During the mission, IDEX will open its roughly 20-inch-wide aperture to capture dust zooming by, a bit like a humpback whale scooping up krill. The instrument will record how fast these particles are traveling and from where and what they’re made of.

Raquel Arens, who works on mission operations for IDEX, explained that the instrument is the result of years of work from a team of professionals and students at LASP—including a lot of late nights and early mornings.

“What we as a team and LASP have accomplished is amazing,” said Arens, a professional research assistant at LASP.

Fast and furious

Dan Baker, director of LASP, added that the institute has a long legacy of taking a magnifying glass to the universe’s often-overlooked dust. A team at LASP previously designed and built a similar instrument called the SUrface Dust Analyzer (SUDA). SUDA is part of NASA’s Europa Clipper Mission, which is scheduled launch for Jupiter’s moon Europa later this year. LASP’s Student Dust Counter launched on the New Horizons mission in 2006 and is now exploring the outskirts of our solar system.

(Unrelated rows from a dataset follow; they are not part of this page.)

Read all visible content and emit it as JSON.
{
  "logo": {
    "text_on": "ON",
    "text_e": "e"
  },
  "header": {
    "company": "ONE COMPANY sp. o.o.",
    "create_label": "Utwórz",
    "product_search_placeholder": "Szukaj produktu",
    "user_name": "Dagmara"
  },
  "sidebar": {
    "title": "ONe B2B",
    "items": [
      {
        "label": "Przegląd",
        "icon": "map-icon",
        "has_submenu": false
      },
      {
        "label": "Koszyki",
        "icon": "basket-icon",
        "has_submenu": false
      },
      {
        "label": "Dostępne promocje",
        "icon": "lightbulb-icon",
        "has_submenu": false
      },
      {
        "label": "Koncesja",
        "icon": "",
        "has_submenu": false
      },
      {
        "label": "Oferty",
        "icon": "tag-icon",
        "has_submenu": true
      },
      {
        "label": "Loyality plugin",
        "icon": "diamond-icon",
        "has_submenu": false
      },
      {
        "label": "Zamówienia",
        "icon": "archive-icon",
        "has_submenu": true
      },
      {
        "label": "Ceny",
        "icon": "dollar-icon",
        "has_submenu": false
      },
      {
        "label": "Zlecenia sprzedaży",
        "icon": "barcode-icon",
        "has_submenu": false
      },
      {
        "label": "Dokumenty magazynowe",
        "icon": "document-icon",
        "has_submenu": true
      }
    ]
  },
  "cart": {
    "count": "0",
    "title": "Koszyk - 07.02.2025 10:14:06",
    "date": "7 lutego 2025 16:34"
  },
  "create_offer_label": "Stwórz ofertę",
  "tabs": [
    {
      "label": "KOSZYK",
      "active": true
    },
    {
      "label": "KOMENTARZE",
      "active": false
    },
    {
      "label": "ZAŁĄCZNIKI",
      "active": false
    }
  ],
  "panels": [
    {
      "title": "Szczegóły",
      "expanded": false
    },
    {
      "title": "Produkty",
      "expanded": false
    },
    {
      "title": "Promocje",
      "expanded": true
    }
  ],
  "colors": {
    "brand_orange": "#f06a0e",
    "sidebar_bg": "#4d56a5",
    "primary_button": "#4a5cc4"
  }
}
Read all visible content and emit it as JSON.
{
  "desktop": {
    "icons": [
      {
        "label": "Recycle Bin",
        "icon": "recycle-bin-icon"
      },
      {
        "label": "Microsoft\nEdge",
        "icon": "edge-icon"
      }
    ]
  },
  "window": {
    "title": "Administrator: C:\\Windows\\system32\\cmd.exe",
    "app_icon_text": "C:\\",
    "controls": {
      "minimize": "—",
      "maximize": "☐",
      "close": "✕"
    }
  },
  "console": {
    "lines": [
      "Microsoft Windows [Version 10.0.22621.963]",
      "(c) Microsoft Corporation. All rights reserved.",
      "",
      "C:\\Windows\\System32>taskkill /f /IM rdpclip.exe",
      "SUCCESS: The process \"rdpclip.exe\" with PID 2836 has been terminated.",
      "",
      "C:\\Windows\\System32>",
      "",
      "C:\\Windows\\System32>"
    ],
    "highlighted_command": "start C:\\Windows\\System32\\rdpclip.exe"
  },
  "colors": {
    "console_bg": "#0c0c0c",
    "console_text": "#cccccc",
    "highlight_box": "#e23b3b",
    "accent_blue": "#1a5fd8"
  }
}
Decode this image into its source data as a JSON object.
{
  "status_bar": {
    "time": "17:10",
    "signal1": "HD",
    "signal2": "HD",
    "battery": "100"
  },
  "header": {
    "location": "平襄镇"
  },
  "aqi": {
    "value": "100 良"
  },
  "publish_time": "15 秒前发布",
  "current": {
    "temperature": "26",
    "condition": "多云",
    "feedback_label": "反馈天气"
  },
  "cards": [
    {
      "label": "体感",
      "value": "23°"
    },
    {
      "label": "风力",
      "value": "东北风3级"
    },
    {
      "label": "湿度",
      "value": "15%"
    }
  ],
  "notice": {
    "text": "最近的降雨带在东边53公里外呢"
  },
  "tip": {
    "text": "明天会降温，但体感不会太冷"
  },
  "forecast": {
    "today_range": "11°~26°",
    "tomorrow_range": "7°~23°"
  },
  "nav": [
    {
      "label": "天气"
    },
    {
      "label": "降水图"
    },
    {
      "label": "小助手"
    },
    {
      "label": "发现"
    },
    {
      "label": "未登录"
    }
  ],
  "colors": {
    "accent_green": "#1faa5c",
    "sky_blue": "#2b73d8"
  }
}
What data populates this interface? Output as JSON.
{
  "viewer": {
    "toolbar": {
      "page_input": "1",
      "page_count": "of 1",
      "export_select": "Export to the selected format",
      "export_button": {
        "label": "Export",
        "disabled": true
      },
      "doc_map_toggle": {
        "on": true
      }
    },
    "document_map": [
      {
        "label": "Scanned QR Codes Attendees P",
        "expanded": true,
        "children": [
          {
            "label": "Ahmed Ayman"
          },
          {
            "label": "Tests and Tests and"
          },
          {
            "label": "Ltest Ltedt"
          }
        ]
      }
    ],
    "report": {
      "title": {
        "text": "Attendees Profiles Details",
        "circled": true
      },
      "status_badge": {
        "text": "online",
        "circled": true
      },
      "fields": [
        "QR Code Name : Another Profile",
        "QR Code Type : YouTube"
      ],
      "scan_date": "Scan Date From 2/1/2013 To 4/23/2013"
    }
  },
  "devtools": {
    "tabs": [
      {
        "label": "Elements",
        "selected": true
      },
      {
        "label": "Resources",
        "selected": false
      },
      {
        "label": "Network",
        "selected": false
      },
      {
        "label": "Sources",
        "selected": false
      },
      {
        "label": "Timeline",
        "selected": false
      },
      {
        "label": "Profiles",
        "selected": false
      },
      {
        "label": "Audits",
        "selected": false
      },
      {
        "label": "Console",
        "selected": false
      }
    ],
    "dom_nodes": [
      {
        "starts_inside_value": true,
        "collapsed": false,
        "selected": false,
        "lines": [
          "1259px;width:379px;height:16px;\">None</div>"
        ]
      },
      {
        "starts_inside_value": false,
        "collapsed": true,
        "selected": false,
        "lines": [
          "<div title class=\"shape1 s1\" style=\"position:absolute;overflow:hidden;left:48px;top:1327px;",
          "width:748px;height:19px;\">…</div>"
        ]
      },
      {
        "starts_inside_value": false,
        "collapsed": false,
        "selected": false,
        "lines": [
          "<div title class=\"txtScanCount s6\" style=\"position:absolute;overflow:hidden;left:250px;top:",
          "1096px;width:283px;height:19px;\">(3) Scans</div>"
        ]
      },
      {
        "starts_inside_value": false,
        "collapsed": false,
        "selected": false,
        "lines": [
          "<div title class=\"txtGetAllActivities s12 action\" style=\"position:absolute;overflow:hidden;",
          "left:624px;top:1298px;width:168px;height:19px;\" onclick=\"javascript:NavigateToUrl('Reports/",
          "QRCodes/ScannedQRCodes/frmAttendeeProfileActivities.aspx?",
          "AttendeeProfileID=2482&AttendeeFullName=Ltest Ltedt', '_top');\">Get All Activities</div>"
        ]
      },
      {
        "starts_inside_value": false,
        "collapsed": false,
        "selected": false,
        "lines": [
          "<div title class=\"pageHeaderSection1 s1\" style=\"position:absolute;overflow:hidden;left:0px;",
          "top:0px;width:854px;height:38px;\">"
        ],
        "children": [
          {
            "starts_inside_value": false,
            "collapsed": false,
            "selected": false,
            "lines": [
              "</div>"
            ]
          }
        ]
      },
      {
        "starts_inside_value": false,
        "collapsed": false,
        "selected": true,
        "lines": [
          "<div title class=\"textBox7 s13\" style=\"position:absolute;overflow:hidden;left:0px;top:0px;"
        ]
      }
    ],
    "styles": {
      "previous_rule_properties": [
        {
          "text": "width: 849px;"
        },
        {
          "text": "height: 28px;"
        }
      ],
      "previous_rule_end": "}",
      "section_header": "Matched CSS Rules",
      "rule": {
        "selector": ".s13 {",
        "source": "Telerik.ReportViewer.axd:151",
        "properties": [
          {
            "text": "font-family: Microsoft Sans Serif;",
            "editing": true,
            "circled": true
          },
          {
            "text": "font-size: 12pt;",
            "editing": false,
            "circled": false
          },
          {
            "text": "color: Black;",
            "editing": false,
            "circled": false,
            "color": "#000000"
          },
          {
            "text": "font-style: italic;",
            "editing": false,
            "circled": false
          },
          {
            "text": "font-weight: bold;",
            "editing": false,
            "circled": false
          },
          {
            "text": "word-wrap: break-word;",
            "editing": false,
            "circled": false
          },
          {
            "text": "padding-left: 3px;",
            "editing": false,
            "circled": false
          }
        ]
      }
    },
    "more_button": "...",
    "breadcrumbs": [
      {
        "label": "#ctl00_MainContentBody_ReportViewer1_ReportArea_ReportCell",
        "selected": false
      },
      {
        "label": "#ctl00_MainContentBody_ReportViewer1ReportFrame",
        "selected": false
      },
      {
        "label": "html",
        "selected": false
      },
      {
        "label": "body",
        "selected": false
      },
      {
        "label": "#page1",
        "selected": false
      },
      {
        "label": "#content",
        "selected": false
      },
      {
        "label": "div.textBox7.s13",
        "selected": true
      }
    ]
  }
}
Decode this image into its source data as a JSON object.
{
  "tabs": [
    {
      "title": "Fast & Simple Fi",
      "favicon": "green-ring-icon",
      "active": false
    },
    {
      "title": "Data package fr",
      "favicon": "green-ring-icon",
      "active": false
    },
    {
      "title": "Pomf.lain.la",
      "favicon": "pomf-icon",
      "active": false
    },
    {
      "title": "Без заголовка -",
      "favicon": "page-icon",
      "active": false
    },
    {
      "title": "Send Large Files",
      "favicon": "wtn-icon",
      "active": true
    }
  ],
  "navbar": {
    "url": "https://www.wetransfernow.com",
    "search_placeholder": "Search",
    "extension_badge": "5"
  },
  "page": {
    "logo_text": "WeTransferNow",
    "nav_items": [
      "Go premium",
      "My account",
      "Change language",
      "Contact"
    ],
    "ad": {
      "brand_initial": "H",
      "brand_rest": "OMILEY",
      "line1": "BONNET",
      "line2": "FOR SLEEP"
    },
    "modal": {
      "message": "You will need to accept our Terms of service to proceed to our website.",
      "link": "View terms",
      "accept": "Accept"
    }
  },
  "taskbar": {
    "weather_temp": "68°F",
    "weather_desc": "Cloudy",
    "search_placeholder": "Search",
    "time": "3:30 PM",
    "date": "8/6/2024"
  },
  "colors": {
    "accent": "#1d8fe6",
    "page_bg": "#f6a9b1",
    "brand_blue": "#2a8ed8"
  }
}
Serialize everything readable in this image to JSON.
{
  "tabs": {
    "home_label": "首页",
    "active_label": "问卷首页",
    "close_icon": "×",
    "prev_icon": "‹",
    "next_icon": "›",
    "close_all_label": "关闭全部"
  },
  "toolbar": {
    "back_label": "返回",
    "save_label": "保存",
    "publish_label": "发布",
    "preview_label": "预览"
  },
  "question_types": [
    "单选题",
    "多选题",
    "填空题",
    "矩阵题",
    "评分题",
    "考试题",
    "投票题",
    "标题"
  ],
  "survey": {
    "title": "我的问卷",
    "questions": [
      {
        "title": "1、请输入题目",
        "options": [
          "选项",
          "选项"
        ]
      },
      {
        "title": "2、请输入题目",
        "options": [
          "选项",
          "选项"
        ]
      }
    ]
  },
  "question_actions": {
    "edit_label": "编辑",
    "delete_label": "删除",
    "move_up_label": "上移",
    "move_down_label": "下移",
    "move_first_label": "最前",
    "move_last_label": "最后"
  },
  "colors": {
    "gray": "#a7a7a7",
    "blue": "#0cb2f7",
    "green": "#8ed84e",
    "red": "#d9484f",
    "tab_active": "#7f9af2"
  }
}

“It has been one of the major achievements of LASP to pursue cosmic dust research,” Baker said. “For some two decades the LASP team has refined and advanced the detection techniques to allow truly amazing measurements that revolutionize our understanding of the origin and evolution of our solar system and the vast cosmos beyond.”

Trapping dust in space is no easy feat, said Scott Tucker, IDEX project manager. Because interstellar dust particles are so rare, he and his colleagues had to make the instrument roughly two-and-a-half times bigger than SUDA—the bigger the mouth, the more particles you can catch.

Metal space instrument sits on a work table

The Interstellar Dust Experiment (IDEX) with its door open at LASP. (Credit: Patrick Campbell/CU Boulder)

Engineer in protective gear inspects a metal space instrument with wires coming out of its back

IDEX is slated to be the first of 10 instruments installed on the Interstellar Mapping and Acceleration Probe (IMAP) spacecraft. (Credit: Patrick Campbell/CU Boulder)

Each grain of dust, which will likely be rich in the elements silicon and carbon, may only measure a few millionths of an inch wide. But some will also be traveling at speeds of well over 100,000 miles per hour.

As these grains crash into the back of IDEX, they will instantly vaporize into a cloud of ions, which the instrument will then collect and analyze.

“The main challenge with IDEX has been what engineers call ‘dynamic range,’” Tucker said. “We’ve got to take both really fast and large particles and smaller and slower particles and measure them with the same instrument.”

To date, he added, scientists have only been able to capture and study a few dozen grains of interstellar dust, making each new find by IDEX precious.

“They’re little packets of information from long ago and far, far away,” Tucker said.

Bon voyage

He added that IDEX wouldn’t have made it out of Colorado, let alone into space, without contributions from students and early-career professionals. 

Arens is one of those budding researchers. She earned her undergraduate degree in astrophysics from CU Boulder in 2020 and joined LASP in 2023. She made sure that IDEX was operating correctly while engineers ran it through a barrage of tests. That included shooting tiny pieces of minerals that represent interstellar matter at the instrument using a machine on campus called a dust accelerator.

She is also one of 87 people who will be traveling, ceremoniously, to space alongside IDEX—the instrument carries a plaque engraved with the names of many of the team members who worked on it over the years.

“It’s astounding to watch all of these engineers work together, work late hours, figure out problem and continuously keep moving forward with a positive attitude,” Arens said.

Princeton University professor David J. McComas leads the mission with an international team of 25 partner institutions. The Johns Hopkins Applied Physics Laboratory in Laurel, Maryland builds the spacecraft and operates the mission. IMAP is the fifth mission in NASA’s Solar Terrestrial Probes (STP) Program portfolio. The Explorers and Heliophysics Project Division at NASA’s Goddard Space Flight Center in Greenbelt, Maryland, manages the STP Program for the agency’s Heliophysics Division of NASA’s Science Mission Directorate.